# Recorded data:
++++++++
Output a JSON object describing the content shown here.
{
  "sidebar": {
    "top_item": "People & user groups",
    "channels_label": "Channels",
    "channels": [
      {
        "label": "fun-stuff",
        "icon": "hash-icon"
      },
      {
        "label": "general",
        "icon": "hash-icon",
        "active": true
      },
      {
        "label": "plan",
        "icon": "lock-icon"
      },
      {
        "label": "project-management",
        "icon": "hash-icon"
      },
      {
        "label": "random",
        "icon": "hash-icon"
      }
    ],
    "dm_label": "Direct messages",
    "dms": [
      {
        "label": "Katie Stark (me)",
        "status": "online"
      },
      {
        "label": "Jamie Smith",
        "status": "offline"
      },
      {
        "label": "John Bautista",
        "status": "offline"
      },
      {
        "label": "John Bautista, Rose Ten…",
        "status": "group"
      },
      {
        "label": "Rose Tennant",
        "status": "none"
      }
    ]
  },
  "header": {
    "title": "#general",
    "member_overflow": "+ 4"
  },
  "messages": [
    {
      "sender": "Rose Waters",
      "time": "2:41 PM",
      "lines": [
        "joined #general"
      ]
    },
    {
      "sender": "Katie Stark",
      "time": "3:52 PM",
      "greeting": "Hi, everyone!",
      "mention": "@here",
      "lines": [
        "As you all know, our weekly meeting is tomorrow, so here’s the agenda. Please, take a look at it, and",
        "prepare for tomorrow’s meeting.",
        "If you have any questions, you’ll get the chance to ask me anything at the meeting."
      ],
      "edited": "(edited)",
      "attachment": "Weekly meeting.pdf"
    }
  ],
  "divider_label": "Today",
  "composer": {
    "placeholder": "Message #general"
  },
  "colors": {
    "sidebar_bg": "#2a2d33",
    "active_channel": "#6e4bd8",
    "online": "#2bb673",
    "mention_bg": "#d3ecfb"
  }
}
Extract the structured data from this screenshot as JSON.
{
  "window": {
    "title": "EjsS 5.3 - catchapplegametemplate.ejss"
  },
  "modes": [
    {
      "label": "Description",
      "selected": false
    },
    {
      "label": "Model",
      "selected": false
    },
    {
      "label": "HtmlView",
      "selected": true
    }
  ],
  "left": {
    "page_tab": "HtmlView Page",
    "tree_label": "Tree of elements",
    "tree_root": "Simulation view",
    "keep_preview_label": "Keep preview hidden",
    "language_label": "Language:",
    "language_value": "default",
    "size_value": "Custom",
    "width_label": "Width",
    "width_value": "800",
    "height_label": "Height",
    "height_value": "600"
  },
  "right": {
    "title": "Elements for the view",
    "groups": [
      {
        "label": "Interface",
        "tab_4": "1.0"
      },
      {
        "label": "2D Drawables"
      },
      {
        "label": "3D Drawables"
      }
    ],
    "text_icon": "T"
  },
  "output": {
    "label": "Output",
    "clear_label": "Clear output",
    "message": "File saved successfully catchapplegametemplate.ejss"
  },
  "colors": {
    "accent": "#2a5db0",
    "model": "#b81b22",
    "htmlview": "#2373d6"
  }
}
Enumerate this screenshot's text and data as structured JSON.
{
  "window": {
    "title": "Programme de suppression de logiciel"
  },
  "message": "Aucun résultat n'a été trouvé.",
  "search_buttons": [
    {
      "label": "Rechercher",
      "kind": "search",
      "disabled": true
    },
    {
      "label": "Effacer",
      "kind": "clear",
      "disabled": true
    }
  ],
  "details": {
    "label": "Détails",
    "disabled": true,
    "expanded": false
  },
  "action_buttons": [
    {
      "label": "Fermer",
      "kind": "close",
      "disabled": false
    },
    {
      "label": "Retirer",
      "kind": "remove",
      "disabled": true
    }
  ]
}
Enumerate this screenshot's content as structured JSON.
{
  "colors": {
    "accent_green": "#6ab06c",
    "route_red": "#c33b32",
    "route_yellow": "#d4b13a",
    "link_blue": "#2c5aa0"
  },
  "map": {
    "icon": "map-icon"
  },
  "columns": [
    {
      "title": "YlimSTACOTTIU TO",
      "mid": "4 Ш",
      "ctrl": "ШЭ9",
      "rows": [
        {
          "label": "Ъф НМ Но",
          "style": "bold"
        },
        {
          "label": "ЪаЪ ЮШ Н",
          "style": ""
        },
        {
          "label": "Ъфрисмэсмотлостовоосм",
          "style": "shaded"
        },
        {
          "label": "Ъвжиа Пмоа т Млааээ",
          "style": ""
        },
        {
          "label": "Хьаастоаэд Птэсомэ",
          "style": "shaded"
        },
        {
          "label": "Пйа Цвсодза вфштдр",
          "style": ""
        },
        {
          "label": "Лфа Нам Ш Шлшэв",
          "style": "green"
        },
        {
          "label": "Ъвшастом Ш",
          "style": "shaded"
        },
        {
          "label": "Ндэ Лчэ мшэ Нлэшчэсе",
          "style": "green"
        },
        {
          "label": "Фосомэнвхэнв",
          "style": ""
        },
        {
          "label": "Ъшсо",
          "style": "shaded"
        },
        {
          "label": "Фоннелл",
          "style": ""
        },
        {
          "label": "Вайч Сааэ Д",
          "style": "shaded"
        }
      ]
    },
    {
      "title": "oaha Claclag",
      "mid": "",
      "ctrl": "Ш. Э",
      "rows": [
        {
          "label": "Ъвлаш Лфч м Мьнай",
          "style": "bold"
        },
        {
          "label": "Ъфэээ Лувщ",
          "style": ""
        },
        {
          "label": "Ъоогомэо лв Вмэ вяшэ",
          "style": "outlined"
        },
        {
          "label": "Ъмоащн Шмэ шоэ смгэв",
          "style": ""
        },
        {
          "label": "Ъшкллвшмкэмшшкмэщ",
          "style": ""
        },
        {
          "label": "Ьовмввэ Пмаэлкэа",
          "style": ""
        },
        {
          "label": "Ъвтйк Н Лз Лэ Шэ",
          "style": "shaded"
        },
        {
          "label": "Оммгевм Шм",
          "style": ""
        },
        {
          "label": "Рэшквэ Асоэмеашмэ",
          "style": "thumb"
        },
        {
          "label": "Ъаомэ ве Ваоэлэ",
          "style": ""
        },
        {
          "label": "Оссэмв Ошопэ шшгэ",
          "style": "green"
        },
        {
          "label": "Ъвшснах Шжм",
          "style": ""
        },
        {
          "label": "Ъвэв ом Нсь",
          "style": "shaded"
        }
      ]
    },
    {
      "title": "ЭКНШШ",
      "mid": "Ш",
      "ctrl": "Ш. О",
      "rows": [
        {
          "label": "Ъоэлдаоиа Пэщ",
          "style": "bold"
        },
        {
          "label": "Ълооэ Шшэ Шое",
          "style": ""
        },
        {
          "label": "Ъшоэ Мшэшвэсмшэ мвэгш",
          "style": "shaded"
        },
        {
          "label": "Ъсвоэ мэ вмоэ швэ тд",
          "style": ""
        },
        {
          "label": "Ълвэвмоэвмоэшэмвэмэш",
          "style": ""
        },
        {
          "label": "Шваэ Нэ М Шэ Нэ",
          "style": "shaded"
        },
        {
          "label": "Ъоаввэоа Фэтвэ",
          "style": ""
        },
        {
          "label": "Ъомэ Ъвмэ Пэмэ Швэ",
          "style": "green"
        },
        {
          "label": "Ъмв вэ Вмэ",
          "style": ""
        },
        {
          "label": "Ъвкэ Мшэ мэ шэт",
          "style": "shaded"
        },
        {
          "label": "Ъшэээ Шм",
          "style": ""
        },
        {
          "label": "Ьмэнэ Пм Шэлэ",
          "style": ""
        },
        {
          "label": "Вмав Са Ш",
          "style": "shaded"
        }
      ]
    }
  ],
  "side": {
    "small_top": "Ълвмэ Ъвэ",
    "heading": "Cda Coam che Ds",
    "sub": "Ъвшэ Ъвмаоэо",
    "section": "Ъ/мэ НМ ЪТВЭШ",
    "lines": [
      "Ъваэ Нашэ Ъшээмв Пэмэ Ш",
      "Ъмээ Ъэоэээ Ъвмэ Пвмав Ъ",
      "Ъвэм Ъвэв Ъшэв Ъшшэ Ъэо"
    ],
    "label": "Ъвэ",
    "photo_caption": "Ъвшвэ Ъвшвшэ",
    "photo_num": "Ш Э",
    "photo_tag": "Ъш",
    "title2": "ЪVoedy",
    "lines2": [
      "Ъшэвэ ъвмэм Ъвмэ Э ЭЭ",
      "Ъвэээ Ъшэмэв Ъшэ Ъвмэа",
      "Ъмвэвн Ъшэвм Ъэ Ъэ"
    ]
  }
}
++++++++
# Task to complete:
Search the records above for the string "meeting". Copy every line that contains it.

# Response box:
        "As you all know, our weekly meeting is tomorrow, so here’s the agenda. Please, take a look at it, and",
        "prepare for tomorrow’s meeting.",
        "If you have any questions, you’ll get the chance to ask me anything at the meeting."
      "attachment": "Weekly meeting.pdf"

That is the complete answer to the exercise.